Ignoring the usual spring volatility, underlying inflation in the eurozone has remained stuck at around 1%, confounding the ECB’s long-standing expectation of a pick-up.
Growth rates in compensation and unit labour costs have accelerated but this has led to compressed profit margins rather than higher core inflation rates.
With an eye on Japan’s experience, the ECB has been aiming to achieve a large “buffer” to ward off potential deflationary risks during a subsequent downturn.
Its inability to achieve that objective is a worry, given the maturity of the current economic expansion and an abundance of risks.

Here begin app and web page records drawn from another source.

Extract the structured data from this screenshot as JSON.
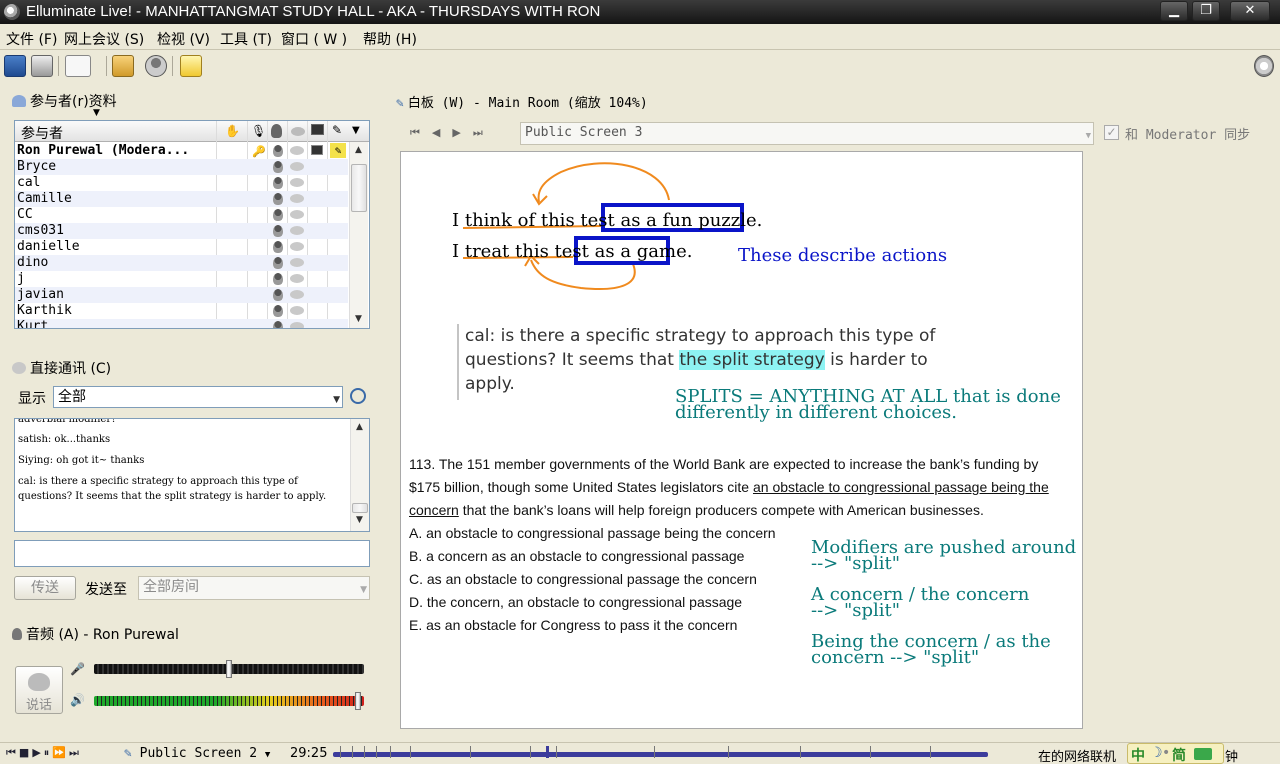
{
  "window": {
    "title": "Elluminate Live! - MANHATTANGMAT STUDY HALL - AKA - THURSDAYS WITH RON",
    "controls": {
      "minimize": "▁",
      "restore": "❐",
      "close": "✕"
    }
  },
  "menu": [
    "文件 (F)",
    "网上会议 (S)",
    "检视 (V)",
    "工具 (T)",
    "窗口 ( W )",
    "帮助 (H)"
  ],
  "participants": {
    "panel_title": "参与者(r)资料",
    "column_header": "参与者",
    "rows": [
      "Ron Purewal (Modera...",
      "Bryce",
      "cal",
      "Camille",
      "CC",
      "cms031",
      "danielle",
      "dino",
      "j",
      "javian",
      "Karthik",
      "Kurt"
    ]
  },
  "chat": {
    "panel_title": "直接通讯 (C)",
    "show_label": "显示",
    "show_value": "全部",
    "messages": [
      "adverbial modifier?",
      "satish: ok...thanks",
      "Siying: oh got it~ thanks",
      "cal: is there a specific strategy to approach this type of questions? It seems that the split strategy is harder to apply."
    ],
    "input_value": "",
    "send_button": "传送",
    "send_to_label": "发送至",
    "send_to_value": "全部房间"
  },
  "audio": {
    "panel_title": "音频 (A) - Ron Purewal",
    "talk_button": "说话",
    "mic_level": 0.5,
    "speaker_level": 0.99
  },
  "whiteboard": {
    "panel_title": "白板 (W) - Main Room (缩放 104%)",
    "screen_select": "Public Screen 3",
    "sync_label": "和 Moderator 同步",
    "sync_checked": true,
    "sentence1": "I think of this test as a fun puzzle.",
    "sentence2": "I treat this test as a game.",
    "note_actions": "These describe actions",
    "quote": {
      "line1": "cal: is there a specific strategy to approach this type of",
      "line2_pre": "questions? It seems that ",
      "line2_highlight": "the split strategy",
      "line2_post": " is harder to",
      "line3": "apply."
    },
    "note_splits_1": "SPLITS = ANYTHING AT ALL that is done",
    "note_splits_2": "differently in different choices.",
    "question": {
      "line1": "113. The 151 member governments of the World Bank are expected to increase the bank’s funding by",
      "line2_pre": "$175 billion, though some United States legislators cite ",
      "line2_underline": "an obstacle to congressional passage being the",
      "line3_underline": "concern",
      "line3_post": " that the bank’s loans will help foreign producers compete with American businesses."
    },
    "choices": [
      "A. an obstacle to congressional passage being the concern",
      "B. a concern as an obstacle to congressional passage",
      "C. as an obstacle to congressional passage the concern",
      "D. the concern, an obstacle to congressional passage",
      "E. as an obstacle for Congress to pass it the concern"
    ],
    "note_mod_1": "Modifiers are pushed around",
    "note_mod_2": "--> \"split\"",
    "note_concern_1": "A concern / the concern",
    "note_concern_2": "--> \"split\"",
    "note_being_1": "Being the concern / as the",
    "note_being_2": "concern --> \"split\""
  },
  "bottom": {
    "screen_select": "Public Screen 2",
    "time": "29:25",
    "status": "在的网络联机",
    "status_tail": "钟",
    "ime": "中",
    "ime_mode": "简"
  },
  "colors": {
    "blue_ink": "#0a14c8",
    "teal_ink": "#0a7a7a",
    "orange_ink": "#f08a1e",
    "highlight": "#8ef3f3",
    "title_bar": "#141414"
  }
}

The period from March to June is often characterised by exceptionally high volatility in HICP inflation rates in the eurozone due to seasonal distortions. This year has been no exception. Look through the noise, however, and the core inflation rate has been stuck at around 1% for the best part of two years, continually undershooting the ECB’s “below but close to 2%” goal (see first chart).
The ECB has been expecting the sharp pick-up in compensation and unit labour cost growth rates (both have been increasing by over 2% y/y in the past few quarters) to filter through to higher core inflation. But this has not been happening and the pattern of ECB forecasts of core inflation having to be repeatedly revised downwards has continued (see second chart).
The ECB initially ascribed the lack of pass-through to lags but as the acceleration in unit labour cost growth has been evident since late 2017, it is clearly more than that. The squeeze on profit margins has proven very persistent and while firms would like to rebuild their margins, they are reluctant to do so in the current sluggish economic environment for fear of losing market share. We have assumed in our baseline forecast a modest and gradual pass-through from prior gains in labour costs into core inflation during 2020 and 2021. But the risks increasingly look skewed to the downside.
In the period after the eurozone crisis, from 2013 to 2016, the ECB was rightly anxious about the threat of a debt-deflation trap emerging. Those concerns faded as the stream of policy stimulus boosted economic growth and the output gap narrowed. But the inflationary “buffer” which the ECB was hoping to generate ahead of a subsequent downturn has proved elusive.
A reprise of the ECB’s analysis on this issue in the post-crisis years highlights multiple concerns associated with low inflation. One is that it complicates relative price adjustments between eurozone member states. In other words, in the absence of higher inflation rates in the hitherto more competitive countries (e.g. Germany), those seeking to improve their relative competitiveness are more susceptible to deflation, which could worsen already onerous debt burdens in many of them (e.g. Italy).
Another issue is the need to anchor expectations to make sure that temporary movements in inflation do not feed into wages and prices and hence become permanent. This has looked increasingly worrisome recently (see third chart). As inflation expectations fall, real interest rates rise and given the limits to how far nominal short-term rates can be lowered, monetary conditions could end up tightening.
Parallels were also drawn with the post-bubble Japanese experience: i.e. successively lower peaks in core inflation during each expansion, followed by a series of downturns which eventually tipped the economy into deflation. A key ECB objective, therefore, was to build a sufficient “buffer” to avoid such an outcome.
Arguments against a Japan-like scenario occurring in the eurozone include the continued ability of policy makers, when working in concert, to reflate the economy, plus the historical downward rigidity of wages and prices in Europe. But how convincing are those arguments currently?
Regarding the former issue, the ECB has already signalled that the door is open to additional QE and a lower deposit facility rate. We expect both to be announced in Q3. But as we outlined in our recent Special Report, the impact of additional monetary policy easing will be limited. Other policy levers, including fiscal stimulus, will need to be used much more effectively and we have doubts about the efficacy of the policy framework in the eurozone. Regarding the latter issue, historically there have been rigidities in wage and price setting. But that may not apply to the same extent post-crisis given the various supply side reforms which have been introduced.
In our baseline scenario, we do not expect a severe shock to push the eurozone into a downward spiral. We expect low but relatively stable growth and inflation rates in the coming years. However, we are cognisant of alternative scenarios, particularly lower probability-higher impact type outcomes. The absence of an inflation “buffer” in the eurozone so late in the cycle is a cause for concern in that respect.